Going to Karthea is like going back in time. The way of access to Karthea is even today through the ancient road that connected the city with other cities of the island. The citadel is surrounded by walls with at least six entries, and there were towers controlling the area.
The route, which has been established, begins in the village of Stavroudaki and is 17 km from Ioulida. After about 400 m of dirt road, you’ll meet the paved path.

Karthea, the upper plateau, Tzia, Cyclades, GreeceFrom there, you leave behind the modern Kea. The natural and historical landscape of the path is the most important in the Cyclades complex. Moving onto the ancient path, take in the impressions of the fauna and flora while listening to the flowing water from Vathypotamos.

At the southern edge of the hills of the Aspri Vigla are the most important monuments:

  • Temple of Athena (late sixth/early fifth century) to the north
  • Temple of Apollo (530 BC) to the south
  • Two more buildings, a building entrance and D (early third century), are on the terrace of the temple of Athena.
  • In the valley of Vathipotamos, you’ll find a theatre and part of the city’s water supply system.
  • To the east of the Acropolis, lies the cemetery.

The Archaeological Museum (in Ioulida) houses parts of the pediments of the temple of Athena.

Things to do

hikingWalking/hiking: For walkers and hikers Kea is a true paradise with footpaths of a total lenght of 36 km, of which 65% is paved. The paths are part of the road network which connected the ancient cities-states in between. There are wooden signs along the paths indicating the different destinations. Most footpaths lead to remote beaches and bays.
Kea, on the other hand, is literally covered with wild flowers that are to be found everywhere!
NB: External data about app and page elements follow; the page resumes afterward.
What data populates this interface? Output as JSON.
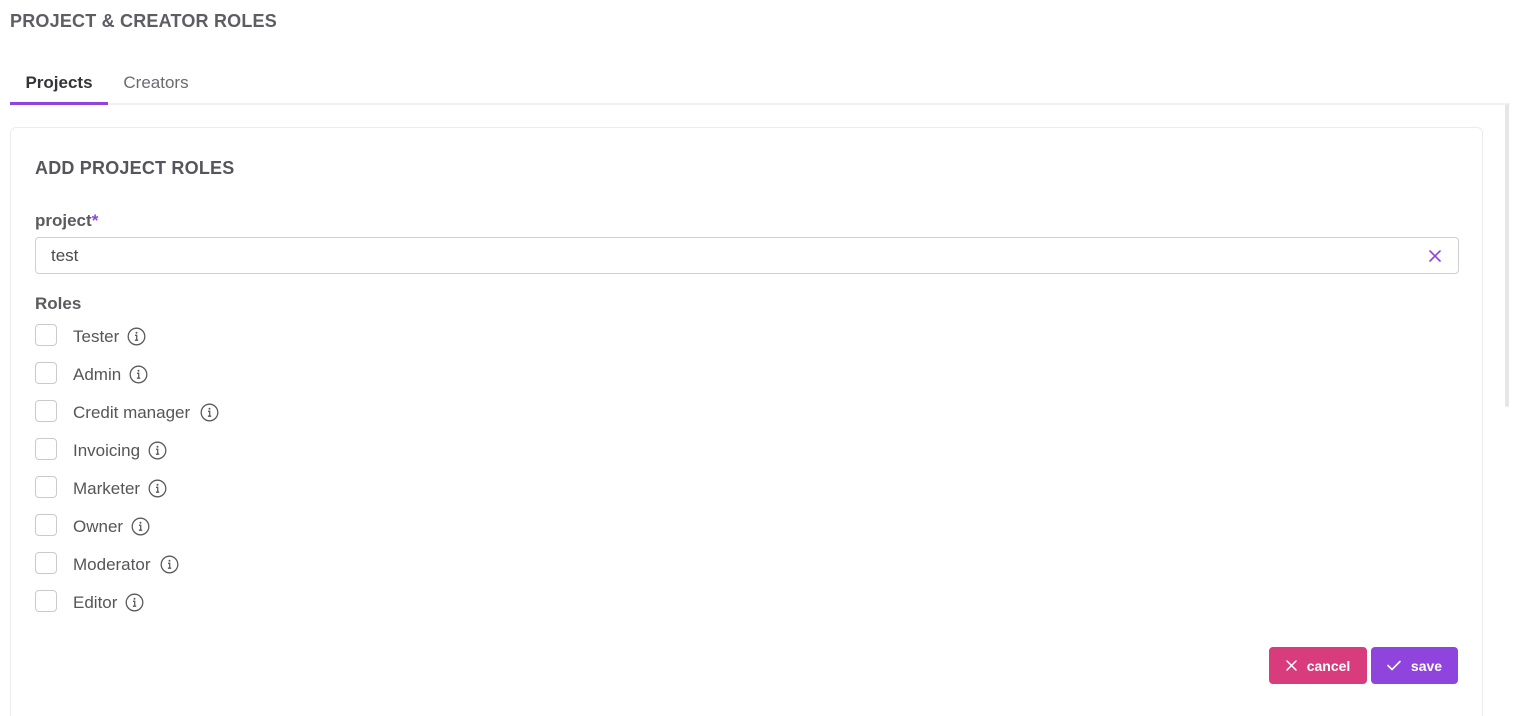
{
  "page": {
    "title": "PROJECT & CREATOR ROLES"
  },
  "tabs": [
    {
      "label": "Projects",
      "active": true
    },
    {
      "label": "Creators",
      "active": false
    }
  ],
  "form": {
    "title": "ADD PROJECT ROLES",
    "project_label": "project",
    "required_marker": "*",
    "project_value": "test",
    "roles_label": "Roles",
    "roles": [
      {
        "label": "Tester",
        "checked": false
      },
      {
        "label": "Admin",
        "checked": false
      },
      {
        "label": "Credit manager",
        "checked": false
      },
      {
        "label": "Invoicing",
        "checked": false
      },
      {
        "label": "Marketer",
        "checked": false
      },
      {
        "label": "Owner",
        "checked": false
      },
      {
        "label": "Moderator",
        "checked": false
      },
      {
        "label": "Editor",
        "checked": false
      }
    ],
    "cancel_label": "cancel",
    "save_label": "save"
  },
  "colors": {
    "accent": "#8e44dd",
    "cancel": "#d83c7c"
  }
}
They cover the slopes of the hills, the banks of streams and the small lakes, the shaded gorges, the sides of the streets, even the slots of rocks.
Endemic plants of Cyclades and Greece, wild orchids, abundant pharmaceutical herbs, aromatic bushes, rare mushrooms, multicoloured lichens, centenarian chestnut trees, maples and “fides” (Juniperus phoenicea), “kokoretsies” (Pistacia terebinthus) and “koutsoupies” (Cercis siliquastrum), crocuses, water flags, bellflowers, wild roses, wild cornflags, daffodils, compose a painting of splendid beauty, that will capture you from the first step along the paths.

Best beaches

In southern Kea, 16 km from Ioulida, lies Koundouros.

A tourist settlement where amazing sandy beaches succeed one another and impressive stone- built mills that are inhabited. Here you’ll find accommodation as well as restaurants.
Where to swim: Koundouros, Aghios Emilianos, Kampi, Liparo, Bouri, Frear, Hiliomidou, Panagitsa, Ligia.

Accommodation

Red Tractor Farm
Maroulis 1, Korissia 84002, Kea, Greece
Tel: (+30) 22880 21346
Guest house website
Email: marciemayer@gmail.com

Hotel Keos
Korissia 840 02, Kea, Greece
Tel: (+30) 22880 21661, (+30) 22880 21663
Hotel website  Email: info@keos.gr

Aigis Suites
Vourkari 84002, Kea, Greece
Tel: (+30) 22880 21825
Hotel website  Email: info@aigisuites.com

Share and Enjoy:
  • Print
  • Digg
  • StumbleUpon
  • del.icio.us
  • Facebook
  • Yahoo! Buzz
  • Twitter
  • Google Bookmarks
  • Add to favorites

Leave a Reply

Your email address will not be published. Required fields are marked *